Win2-0-1United States Jack O'DayKO1 (?)02/05/1926United States Jersey City, New Jersey, United States
Win1-0-1United States Phil WeisbergerKO2 (6)22/04/1926United States Knights of Columbus, Ridgefield Park, New Jersey, United StatesDeschner down twice in 1st round.
Draw0-0-1United States Al SettleNWS413/04/1926United States Amsterdam Hall, Union City, New Jersey, United StatesJersey Journal & Hudson Dispatch both called this a draw. Pro debut for Braddock.

See also[edit]

Notes[edit]

  1. ^ Brown, Ned (June 16, 1935). "Life's Been No Rose Bed for New Heavy Champ". The Milwaukee Journal. p. 1. Archived at Google News. Retrieved June 11, 2014.
  2. ^ "Cinderella Man - James J Braddock". Retrieved 2014-10-18. 
  3. ^ James J. Braddock.Dictionary of American Biography, Supplement 9: 1971-1975. Charles Scribner's Sons, 1994
  4. ^ Rounds, Kate. "James J. Braddock Park—North Bergen" Palisade magazine; Summer 2010. p. 16
  5. ^ "Jimmy Braddock Climbed Fast: Hit Top of Fight Ladder in Three Years". Associated Press/The Milwaukee Journal. June 19, 1935. p. 1. Archived at Google News. Retrieved June 11, 2014.
  6. ^ Cinderella Man at The Numbers
  7. ^ "Cinderella Man (2005)". Rotten Tomatoes.

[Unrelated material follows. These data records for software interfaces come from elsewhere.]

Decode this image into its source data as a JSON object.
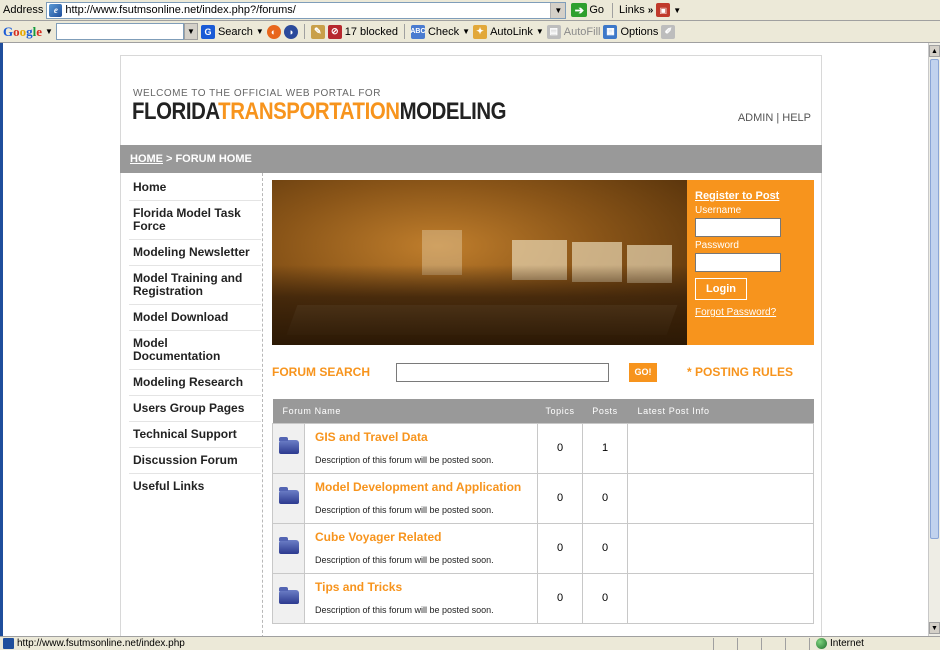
{
  "browser": {
    "address_label": "Address",
    "url": "http://www.fsutmsonline.net/index.php?/forums/",
    "go_label": "Go",
    "links_label": "Links",
    "links_chevron": "»",
    "toolbar": {
      "google_logo": [
        "G",
        "o",
        "o",
        "g",
        "l",
        "e"
      ],
      "search_label": "Search",
      "blocked_label": "17 blocked",
      "check_label": "Check",
      "autolink_label": "AutoLink",
      "autofill_label": "AutoFill",
      "options_label": "Options"
    },
    "status_url": "http://www.fsutmsonline.net/index.php",
    "zone_label": "Internet"
  },
  "header": {
    "welcome": "WELCOME TO THE OFFICIAL WEB PORTAL FOR",
    "brand_part1": "FLORIDA",
    "brand_part2": "TRANSPORTATION",
    "brand_part3": "MODELING",
    "admin_help": "ADMIN | HELP"
  },
  "breadcrumb": {
    "home": "HOME",
    "separator": ">",
    "current": "FORUM HOME"
  },
  "sidebar": {
    "items": [
      "Home",
      "Florida Model Task Force",
      "Modeling Newsletter",
      "Model Training and Registration",
      "Model Download",
      "Model Documentation",
      "Modeling Research",
      "Users Group Pages",
      "Technical Support",
      "Discussion Forum",
      "Useful Links"
    ]
  },
  "login": {
    "register": "Register to Post",
    "username_label": "Username",
    "password_label": "Password",
    "login_button": "Login",
    "forgot": "Forgot Password?"
  },
  "search": {
    "label": "FORUM SEARCH",
    "go": "GO!",
    "rules": "* POSTING RULES"
  },
  "forum_table": {
    "columns": [
      "Forum Name",
      "Topics",
      "Posts",
      "Latest Post Info"
    ],
    "rows": [
      {
        "name": "GIS and Travel Data",
        "description": "Description of this forum will be posted soon.",
        "topics": "0",
        "posts": "1"
      },
      {
        "name": "Model Development and Application",
        "description": "Description of this forum will be posted soon.",
        "topics": "0",
        "posts": "0"
      },
      {
        "name": "Cube Voyager Related",
        "description": "Description of this forum will be posted soon.",
        "topics": "0",
        "posts": "0"
      },
      {
        "name": "Tips and Tricks",
        "description": "Description of this forum will be posted soon.",
        "topics": "0",
        "posts": "0"
      }
    ]
  },
  "colors": {
    "accent": "#f7941d",
    "bar_gray": "#999999",
    "folder_blue": "#2c3a8f"
  }
}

Retrieved June 11, 2014. 
  8. ^ Maisel, Ivan (November 20, 2007). "Carr beloved by fellow coaches". ESPN.

References[edit]

External links[edit]

Sporting positions
Preceded by
Max Baer
World Heavyweight Champion
1935–1937
Succeeded by
Joe Louis